Recorded data -
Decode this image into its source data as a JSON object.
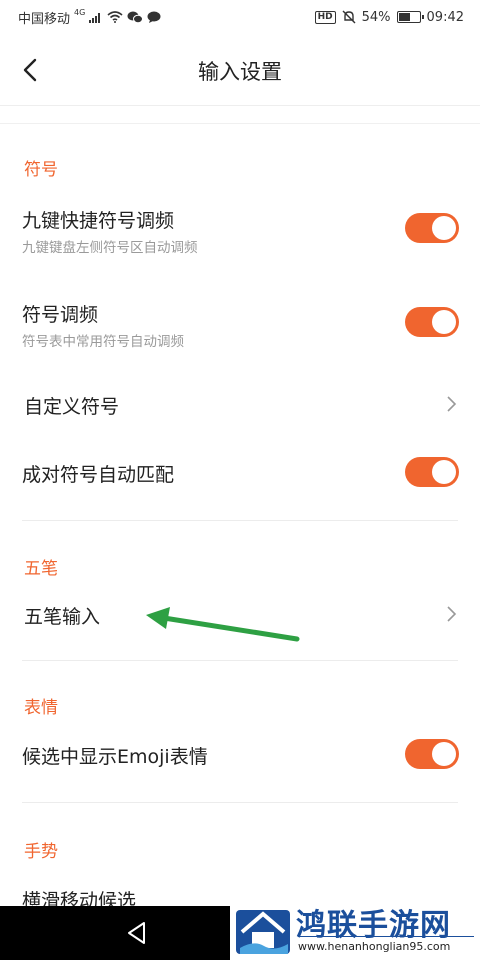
{
  "status_bar": {
    "carrier": "中国移动",
    "network": "4G",
    "hd": "HD",
    "battery": "54%",
    "battery_level": 0.54,
    "time": "09:42"
  },
  "header": {
    "title": "输入设置"
  },
  "sections": {
    "symbols": {
      "label": "符号",
      "items": [
        {
          "title": "九键快捷符号调频",
          "subtitle": "九键键盘左侧符号区自动调频",
          "control": "toggle",
          "on": true
        },
        {
          "title": "符号调频",
          "subtitle": "符号表中常用符号自动调频",
          "control": "toggle",
          "on": true
        },
        {
          "title": "自定义符号",
          "control": "chevron"
        },
        {
          "title": "成对符号自动匹配",
          "control": "toggle",
          "on": true
        }
      ]
    },
    "wubi": {
      "label": "五笔",
      "items": [
        {
          "title": "五笔输入",
          "control": "chevron"
        }
      ]
    },
    "emoji": {
      "label": "表情",
      "items": [
        {
          "title": "候选中显示Emoji表情",
          "control": "toggle",
          "on": true
        }
      ]
    },
    "gesture": {
      "label": "手势",
      "items": [
        {
          "title": "横滑移动候选"
        }
      ]
    }
  },
  "colors": {
    "accent": "#f0652f",
    "watermark_blue": "#1b4f9c",
    "annotation_green": "#2ea043"
  },
  "icons": {
    "back": "chevron-left-icon",
    "row_arrow": "chevron-right-icon",
    "nav_back": "triangle-back-icon"
  },
  "watermark": {
    "name": "鸿联手游网",
    "url": "www.henanhonglian95.com"
  }
}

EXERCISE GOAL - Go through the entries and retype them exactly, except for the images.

RESULT FOR THIS EXERCISE -
Decode this image into its source data as a JSON object.
{
  "status_bar": {
    "carrier": "中国移动",
    "network": "4G",
    "hd": "HD",
    "battery": "54%",
    "battery_level": 0.54,
    "time": "09:42"
  },
  "header": {
    "title": "输入设置"
  },
  "sections": {
    "symbols": {
      "label": "符号",
      "items": [
        {
          "title": "九键快捷符号调频",
          "subtitle": "九键键盘左侧符号区自动调频",
          "control": "toggle",
          "on": true
        },
        {
          "title": "符号调频",
          "subtitle": "符号表中常用符号自动调频",
          "control": "toggle",
          "on": true
        },
        {
          "title": "自定义符号",
          "control": "chevron"
        },
        {
          "title": "成对符号自动匹配",
          "control": "toggle",
          "on": true
        }
      ]
    },
    "wubi": {
      "label": "五笔",
      "items": [
        {
          "title": "五笔输入",
          "control": "chevron"
        }
      ]
    },
    "emoji": {
      "label": "表情",
      "items": [
        {
          "title": "候选中显示Emoji表情",
          "control": "toggle",
          "on": true
        }
      ]
    },
    "gesture": {
      "label": "手势",
      "items": [
        {
          "title": "横滑移动候选"
        }
      ]
    }
  },
  "colors": {
    "accent": "#f0652f",
    "watermark_blue": "#1b4f9c",
    "annotation_green": "#2ea043"
  },
  "icons": {
    "back": "chevron-left-icon",
    "row_arrow": "chevron-right-icon",
    "nav_back": "triangle-back-icon"
  },
  "watermark": {
    "name": "鸿联手游网",
    "url": "www.henanhonglian95.com"
  }
}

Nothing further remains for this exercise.